This course provides an introduction to international trade policy. Its purpose is to provide students with an understanding of international trade theory, rules, politics and institutions and the major policy issues facing the global trading system. The first part of the course presents a treatment of the theory of international trade. It explores the rationale for free trade, the distributional impact of trade, the impact of tariffs and quotas, and the challenges presented by deeper international economic integration.
The second part of the course deals with the World Trade Organization, and how U.S. trade policy is conducted. It explores negotiation mechanisms and principles and the rules relating to market access, dispute settlement, fair trade, safeguards and trade-related intellectual property, (TRIPs). The third part considers major issues facing the trading system. These include regional trading arrangements (including the Trans-Pacific Partnership and the Transatlantic Trade and Investment Partnership), foreign investment and national security concerns, China’s entry into the WTO and health and safety concerns associated with trade.
The aim of this course is to provide an analytical background for those who plan to go into government service, international organizations and agencies, businesses involved in the global economy, nongovernmental organizations with international foci, and consulting firms analyzing international trade policy issues.

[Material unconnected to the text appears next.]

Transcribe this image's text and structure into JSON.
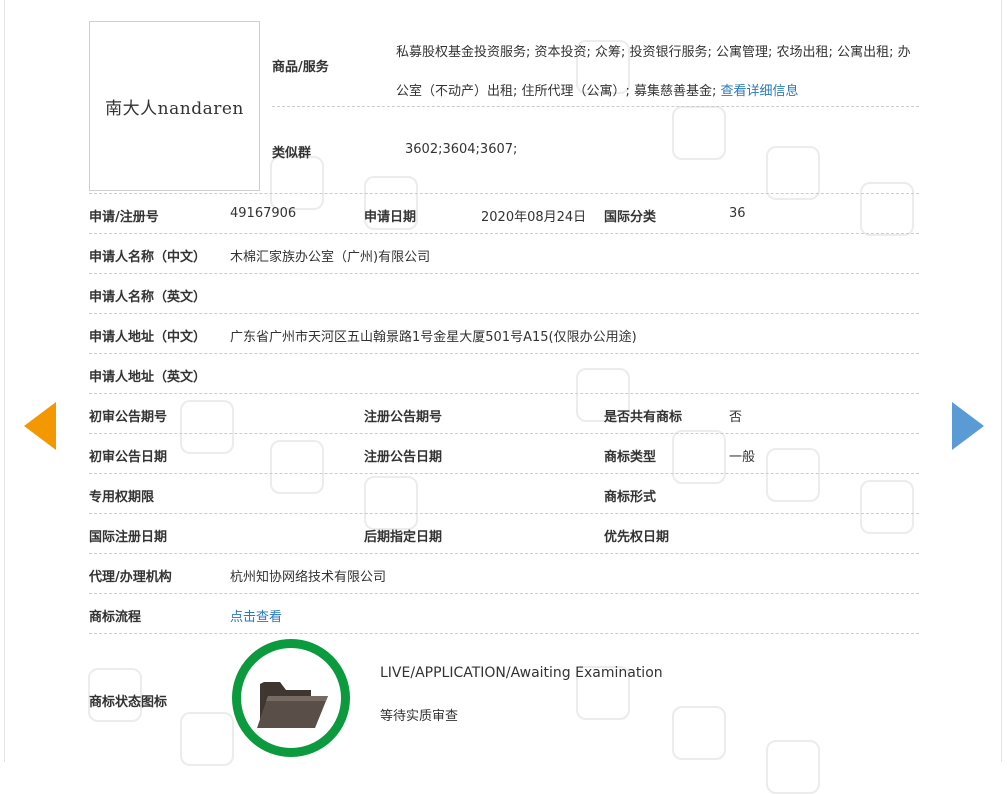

Only those who are comfortable with graphical – and to a lesser degree algebraic – analysis should enroll in this course. It requires some immersion in relevant economic theory, although some time is devoted to institutional descriptions.